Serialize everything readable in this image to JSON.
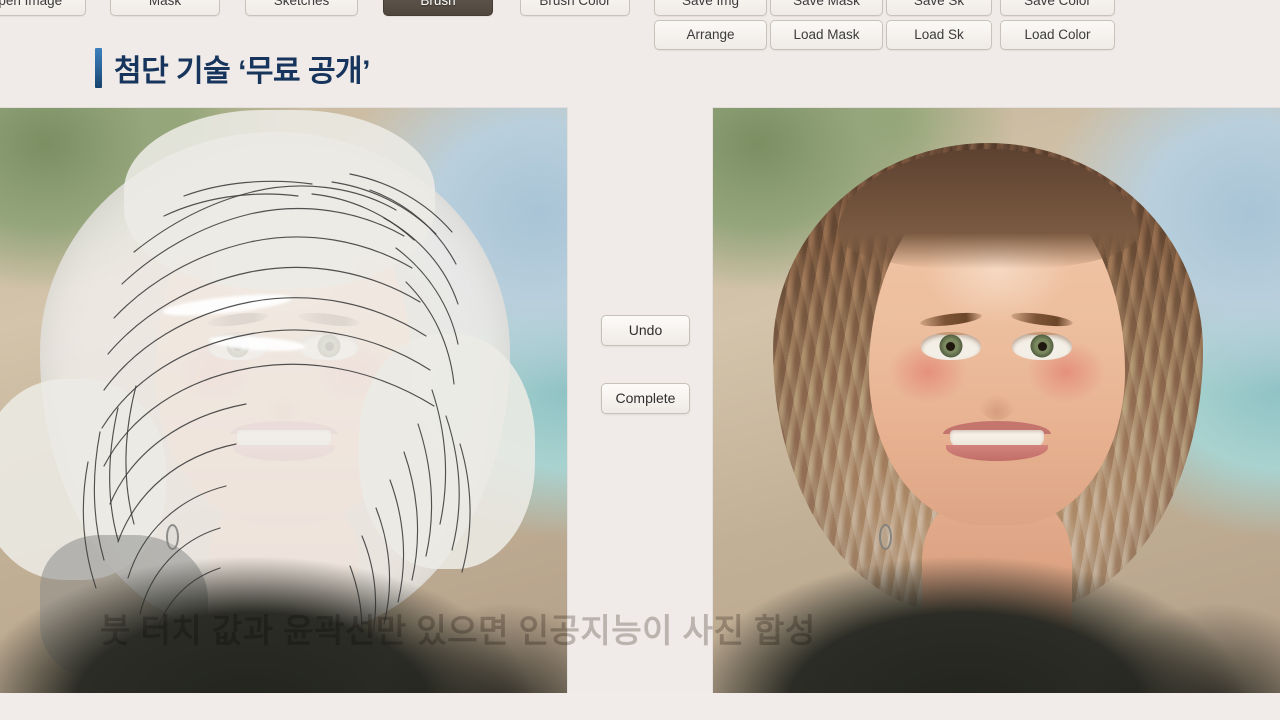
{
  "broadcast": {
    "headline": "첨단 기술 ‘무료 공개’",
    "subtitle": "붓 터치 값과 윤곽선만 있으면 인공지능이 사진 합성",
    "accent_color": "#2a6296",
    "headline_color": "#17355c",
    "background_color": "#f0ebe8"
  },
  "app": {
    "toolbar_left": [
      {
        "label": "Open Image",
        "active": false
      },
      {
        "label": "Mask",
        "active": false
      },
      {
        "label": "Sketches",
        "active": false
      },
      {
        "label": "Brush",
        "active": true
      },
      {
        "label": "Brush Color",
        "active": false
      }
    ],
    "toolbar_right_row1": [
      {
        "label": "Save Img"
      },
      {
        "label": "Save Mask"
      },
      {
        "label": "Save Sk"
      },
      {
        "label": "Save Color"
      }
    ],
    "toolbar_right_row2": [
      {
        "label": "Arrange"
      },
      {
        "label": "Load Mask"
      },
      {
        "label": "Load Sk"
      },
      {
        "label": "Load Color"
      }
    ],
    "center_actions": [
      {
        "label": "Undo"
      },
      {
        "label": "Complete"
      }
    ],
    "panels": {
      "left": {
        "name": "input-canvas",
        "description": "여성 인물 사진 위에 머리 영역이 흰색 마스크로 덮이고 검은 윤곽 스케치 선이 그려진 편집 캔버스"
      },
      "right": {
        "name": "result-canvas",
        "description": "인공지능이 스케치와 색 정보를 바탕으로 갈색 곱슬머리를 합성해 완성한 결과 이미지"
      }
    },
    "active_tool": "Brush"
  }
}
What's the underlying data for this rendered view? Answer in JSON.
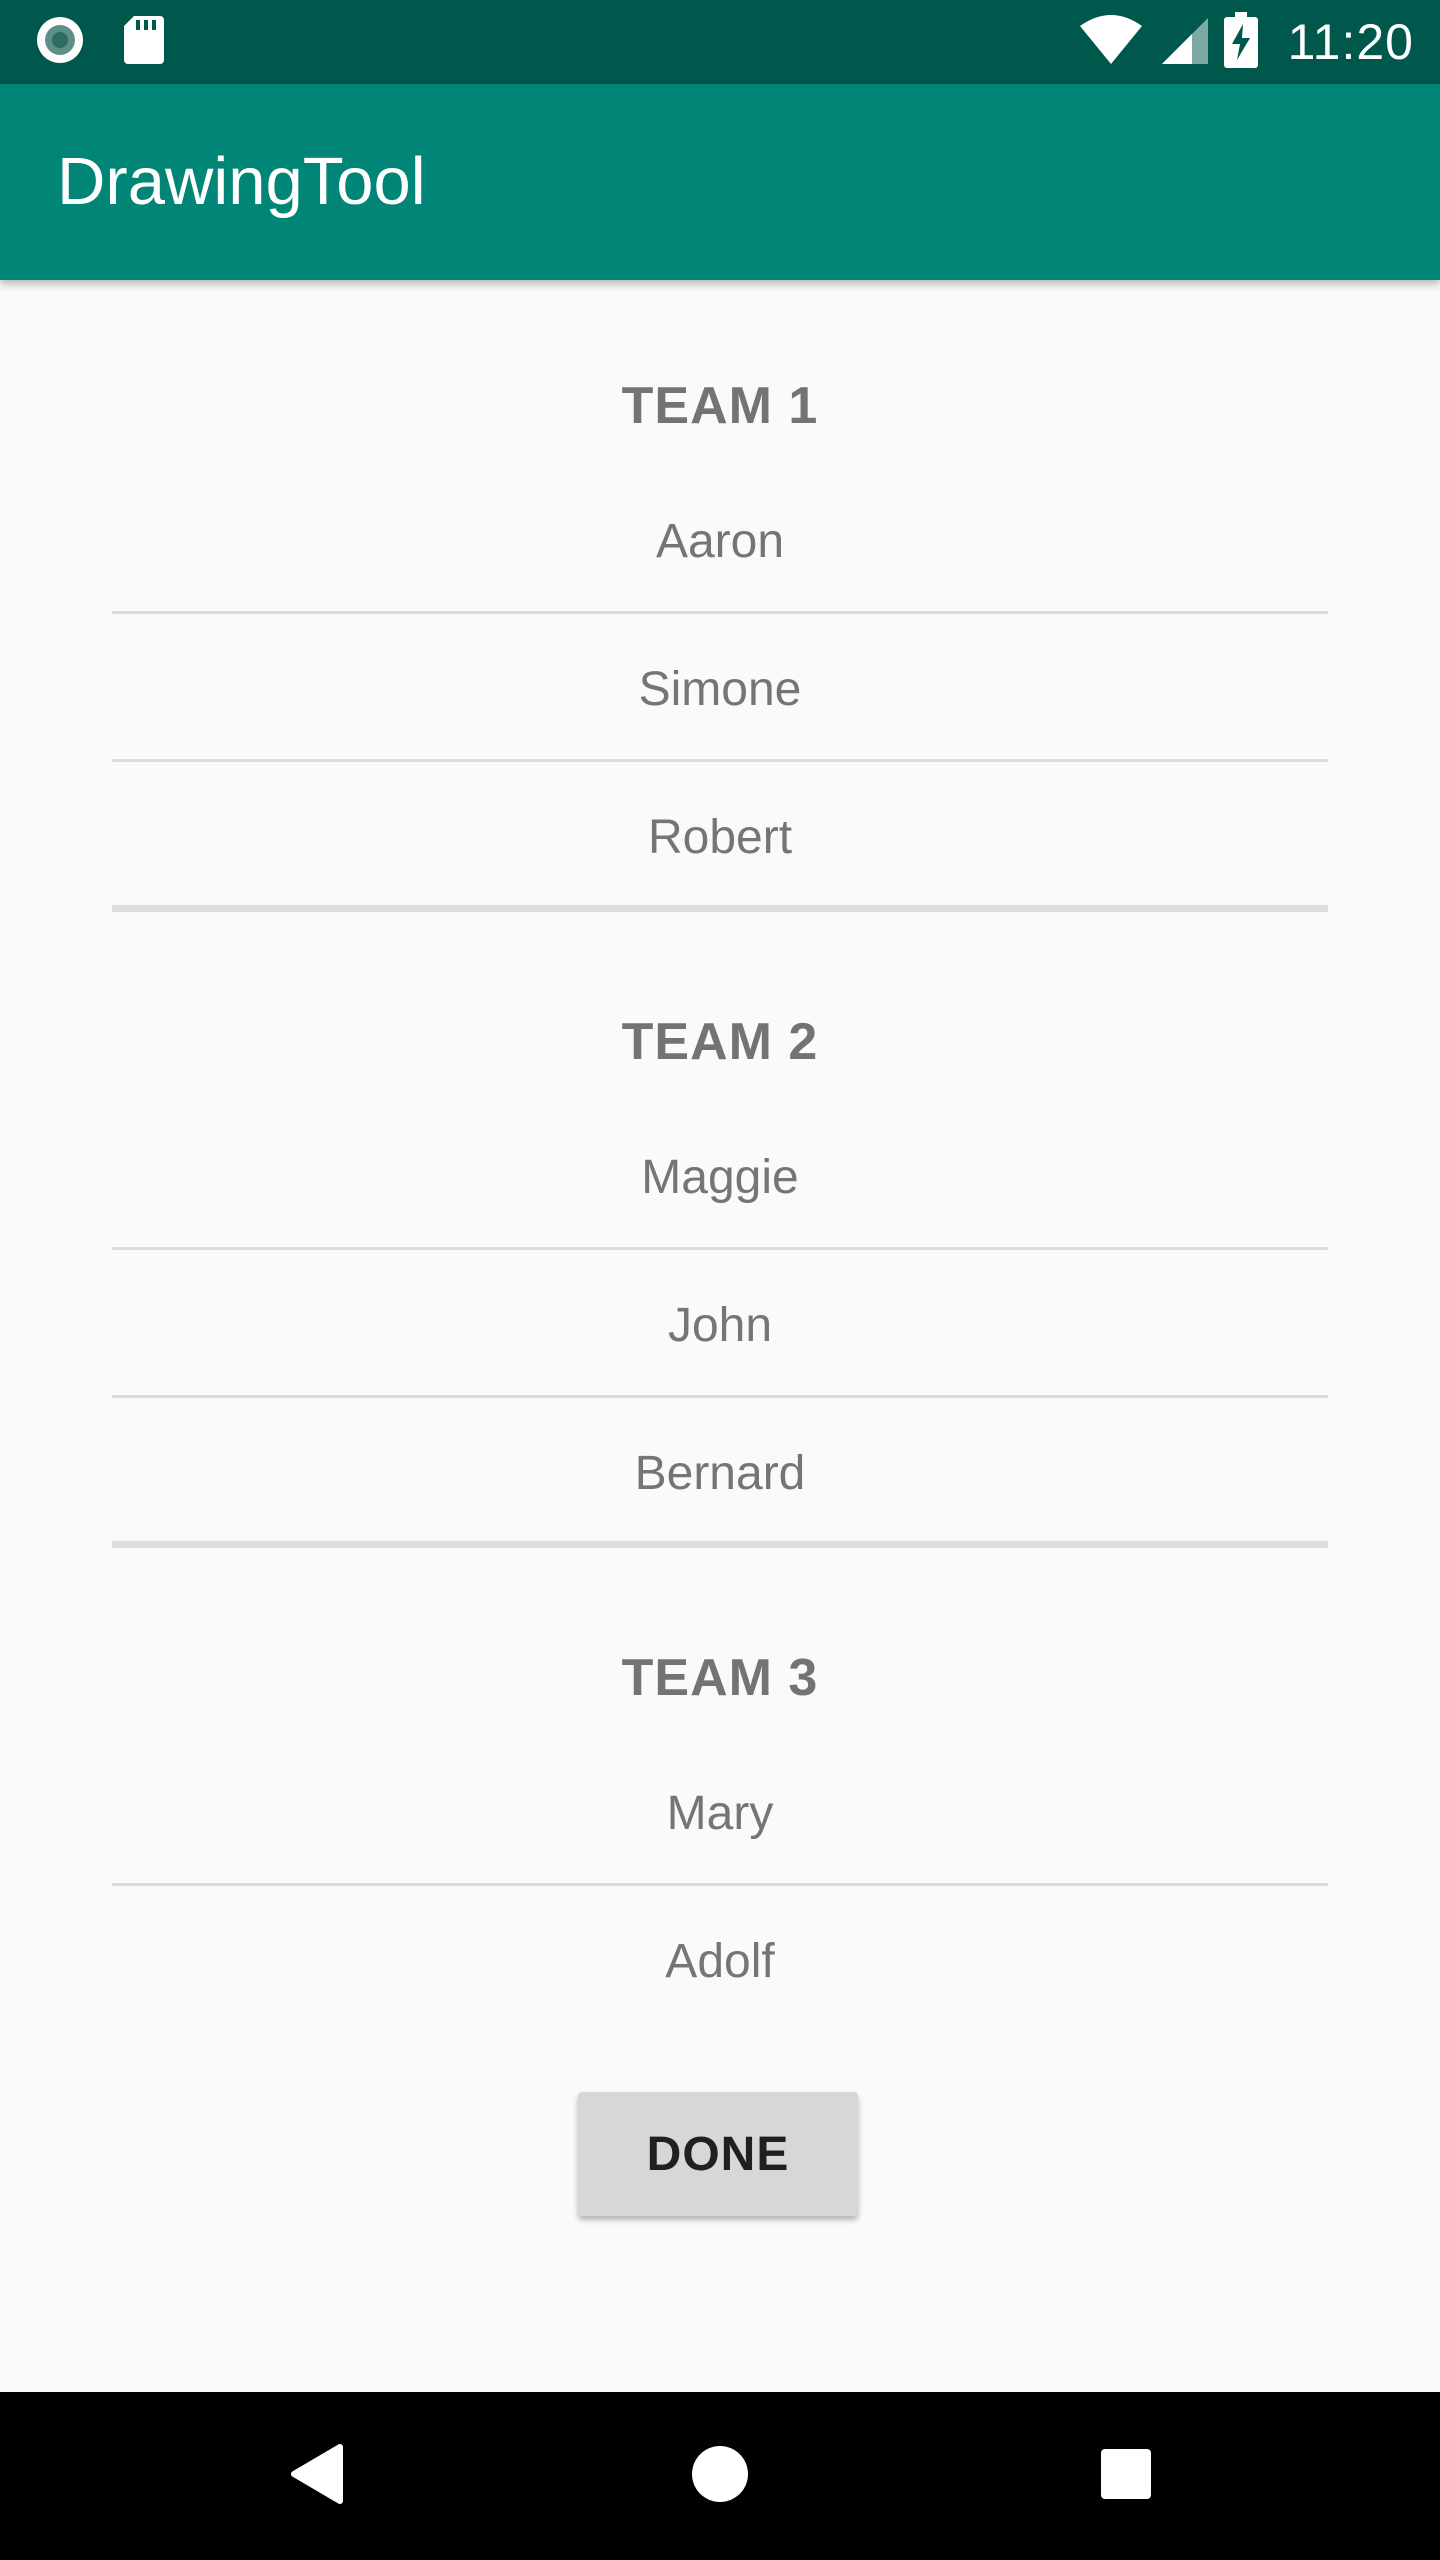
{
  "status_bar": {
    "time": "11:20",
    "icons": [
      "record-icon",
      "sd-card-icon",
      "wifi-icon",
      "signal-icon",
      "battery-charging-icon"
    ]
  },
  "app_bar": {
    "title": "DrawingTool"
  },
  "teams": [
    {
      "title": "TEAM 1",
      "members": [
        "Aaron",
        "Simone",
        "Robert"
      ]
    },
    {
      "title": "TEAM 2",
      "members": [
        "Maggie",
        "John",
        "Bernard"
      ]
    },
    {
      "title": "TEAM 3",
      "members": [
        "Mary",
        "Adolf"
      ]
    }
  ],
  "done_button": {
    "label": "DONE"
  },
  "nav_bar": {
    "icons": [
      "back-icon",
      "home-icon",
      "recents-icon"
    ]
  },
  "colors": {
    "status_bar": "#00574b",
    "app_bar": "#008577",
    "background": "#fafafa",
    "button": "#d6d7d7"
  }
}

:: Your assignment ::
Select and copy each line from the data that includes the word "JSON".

:: Response to this exercise ::
Serialize everything readable in this image to JSON.
What's the underlying data for this rendered view? Answer in JSON.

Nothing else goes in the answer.